Newspapers, Magazines Plan Apps for the Samsung Galaxy, Hedging on iPad
By RUSSELL ADAMS And JESSICA E. VASCELLARO
Several major news organizations are lining up behind a new tablet device from Samsung Electronics Co. built on Google Inc. software, in order to broaden mobile readership beyond owners of Apple Inc. popular iPad.
New York Times Co. and News Corp.’s Wall Street Journal will offer software applications for Samsung’s Galaxy Tab, which goes on sale later this year, according to people familiar with the matter. Gannett Co.’s USA Today also is developing a software application, the publisher said.
Several major news organizations are lining up behind a new tablet device from Samsung Electronics Co. built on Google Inc. software, in order to broaden mobile readership beyond owners of Apple Inc. popular iPad. Jessica Vascellaro reports.
The device, announced in September, is one of the most highly anticipated tablet launches since the iPad in part because it is built on Google’s Android operating system, which is expected to power a wave of new tablets. Publishers are hoping that the applications they are building for the Galaxy can be easily adapted to other forthcoming Android devices, say people familiar with the matter.
With a seven-inch screen, the Galaxy tablet is smaller than the iPad. Samsung has announced deals with Verizon Wireless, Sprint Nextel Corp., T-Mobile USA and AT&T Inc. to distribute it in the U.S. Verizon Wireless is a joint venture of Verizon Communications Inc. and Vodafone PLC.
Publishers are stepping up their talks with a range of tablet makers, hoping to help their content stand out in what’s expected to be an increasingly crowded field. Journal owner News Corp. is in discussions with Research in Motion Ltd. on a range of possible partnerships for RIM’s forthcoming tablet, including discounted access to various News Corp. properties including the Journal, according to people familiar with the matter.
Executives from Pearson PLC’s Financial Times said they are in talks with tablet makers about similar arrangements.
The RIM tablet, called the PlayBook, will be preloaded with the Kobo e-book reader, and will feature content and services from a range of other partners, such as Amazon.com Inc., when it goes on sale next year, people familiar with RIM’s plans say.
RIM declined to comment on plans for the PlayBook.
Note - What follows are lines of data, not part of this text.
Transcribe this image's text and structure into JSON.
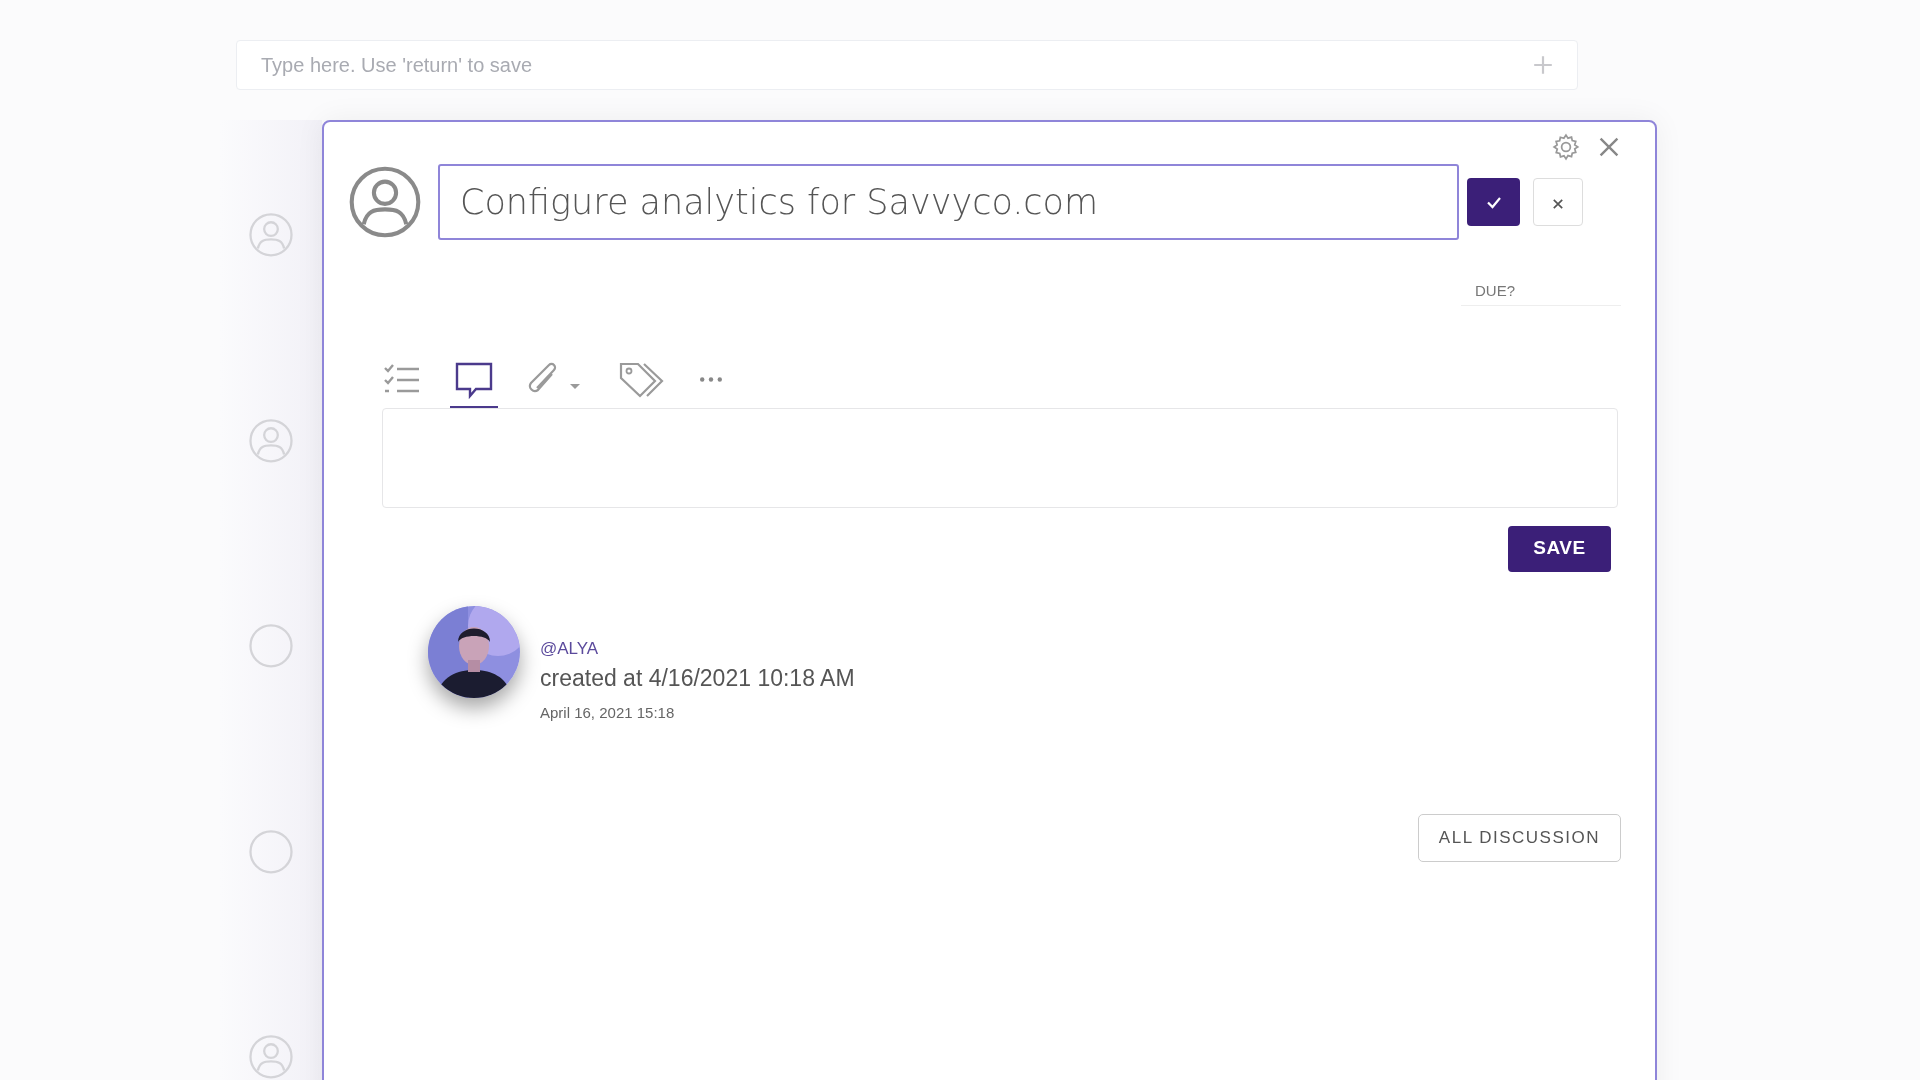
{
  "quick_add": {
    "placeholder": "Type here. Use 'return' to save"
  },
  "task_list": [
    {
      "kind": "assignee"
    },
    {
      "kind": "assignee"
    },
    {
      "kind": "empty"
    },
    {
      "kind": "empty"
    },
    {
      "kind": "assignee"
    }
  ],
  "dialog": {
    "title_field": {
      "value": "Configure analytics for Savvyco.com"
    },
    "due_label": "DUE?",
    "toolbar": [
      {
        "kind": "checklist",
        "selected": false
      },
      {
        "kind": "comment",
        "selected": true
      },
      {
        "kind": "attachment",
        "selected": false
      },
      {
        "kind": "tags",
        "selected": false
      },
      {
        "kind": "more",
        "selected": false
      }
    ],
    "save_button": "SAVE",
    "activity": [
      {
        "user": "@ALYA",
        "text": "created at 4/16/2021 10:18 AM",
        "time": "April 16, 2021 15:18"
      }
    ],
    "all_discussion_button": "ALL DISCUSSION"
  }
}
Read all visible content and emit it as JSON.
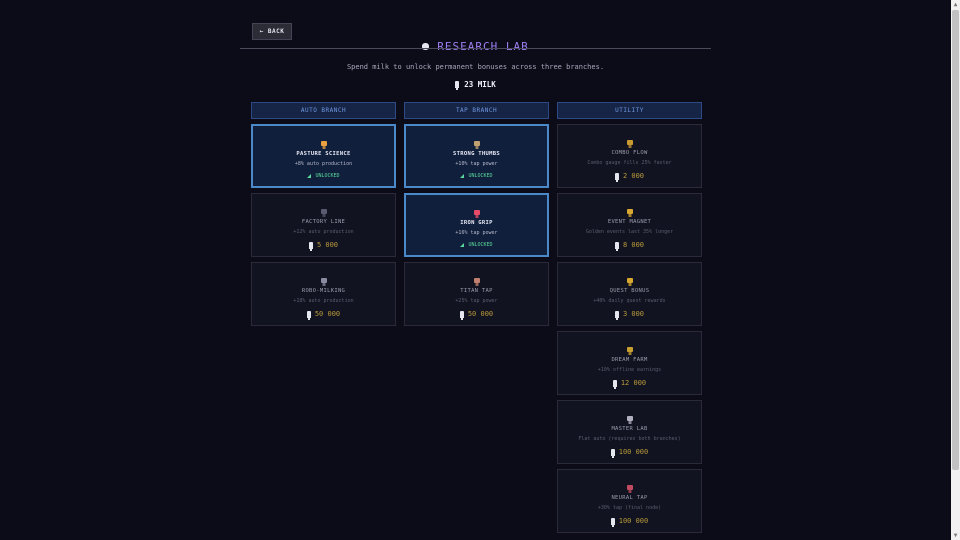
{
  "header": {
    "back_label": "← BACK",
    "title": "RESEARCH LAB",
    "subtitle": "Spend milk to unlock permanent bonuses across three branches.",
    "milk_amount": "23 MILK"
  },
  "columns": [
    {
      "name": "AUTO BRANCH",
      "cards": [
        {
          "name": "PASTURE SCIENCE",
          "desc": "+8% auto production",
          "status": "UNLOCKED",
          "icon": "barn-icon",
          "color": "#e8a040"
        },
        {
          "name": "FACTORY LINE",
          "desc": "+12% auto production",
          "cost": "5 000",
          "icon": "factory-icon",
          "color": "#5a5a70"
        },
        {
          "name": "ROBO-MILKING",
          "desc": "+18% auto production",
          "cost": "50 000",
          "icon": "robot-icon",
          "color": "#8a8aa0"
        }
      ]
    },
    {
      "name": "TAP BRANCH",
      "cards": [
        {
          "name": "STRONG THUMBS",
          "desc": "+10% tap power",
          "status": "UNLOCKED",
          "icon": "thumb-icon",
          "color": "#c0a070"
        },
        {
          "name": "IRON GRIP",
          "desc": "+16% tap power",
          "status": "UNLOCKED",
          "icon": "grip-icon",
          "color": "#e84a6a"
        },
        {
          "name": "TITAN TAP",
          "desc": "+25% tap power",
          "cost": "50 000",
          "icon": "titan-icon",
          "color": "#c08070"
        }
      ]
    },
    {
      "name": "UTILITY",
      "cards": [
        {
          "name": "COMBO FLOW",
          "desc": "Combo gauge fills 25% faster",
          "cost": "2 000",
          "icon": "hammer-icon",
          "color": "#c89a30"
        },
        {
          "name": "EVENT MAGNET",
          "desc": "Golden events last 35% longer",
          "cost": "8 000",
          "icon": "sparkle-icon",
          "color": "#d8a830"
        },
        {
          "name": "QUEST BONUS",
          "desc": "+40% daily quest rewards",
          "cost": "3 000",
          "icon": "star-icon",
          "color": "#d8a830"
        },
        {
          "name": "DREAM FARM",
          "desc": "+10% offline earnings",
          "cost": "12 000",
          "icon": "trophy-icon",
          "color": "#c8a030"
        },
        {
          "name": "MASTER LAB",
          "desc": "Flat auto (requires both branches)",
          "cost": "100 000",
          "icon": "flask-icon",
          "color": "#b0b0c0"
        },
        {
          "name": "NEURAL TAP",
          "desc": "+30% tap (final node)",
          "cost": "100 000",
          "icon": "brain-icon",
          "color": "#c04a60"
        }
      ]
    }
  ]
}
Amazon.com said it will release a Kindle e-book reader application for the PlayBook, but declined to comment on any other plans.
Publishers see such alliances as critical to preserving and increasing their audiences as readers migrate to digital devices, where there are more options than ever for news and entertainment.
At the same time, tablet makers such as Samsung and RIM are looking to distinguish themselves from Apple, which shot out to a huge lead in the tablet market with the April launch of the iPad. In some cases, device makers are talking about advertising their devices in certain publications, in exchange for publishers agreeing to build an application for them.
Samsung said in September the international version of the Galaxy will launch with an e-reading hub featuring three built-in apps that already aggregate content for mobile devices: Zinio for magazines, Kobo for e-books and PressDisplay for newspapers.
The New York Times will have an app for the Galaxy that will be preloaded on certain devices, depending on the carrier, according to a person familiar with the matter. The Times’s app for the Galaxy will be free for a time, as will its full app for the iPad launching later this year. Those apps will stop being free in January 2011 when the Times begins charging for unlimited access to its website. Times executives have said they plan to sell bundled subscriptions in print, online and digital devices.
The Wall Street Journal is expected to offer its Android app on a subscription basis, according to a person familiar with the matter.
Apple sold 3.27 million iPads as of June 30 and has created a promising new outlet for many news organizations. With the Journal’s iPad app, people who already subscribe to the publication currently get full access to the iPad edition. Non-subscribers pay $3.99 a week for full access. The Journal’s app has been downloaded more than 650,000 times. The Times’s free Editor’s Choice app, which offers a limited selection of Times content, has been downloaded more than 570,000 times.
Some news organizations have complained that periodicals are a low priority for Apple. The iPad lacks a dedicated hub for selling newspapers and magazines similar to what it offers for books. Newspapers and magazines cannot easily sell subscriptions on the iPad. Apple recently has turned its attention to a subscription offering for newspapers and magazines, people familiar with the matter have said, but it could be months before it’s available on the device.
—Phred Dvorak contributed to this article
Write to Russell Adams at firstname.lastname@example.org and Jessica E. Vascellaro at email@example.com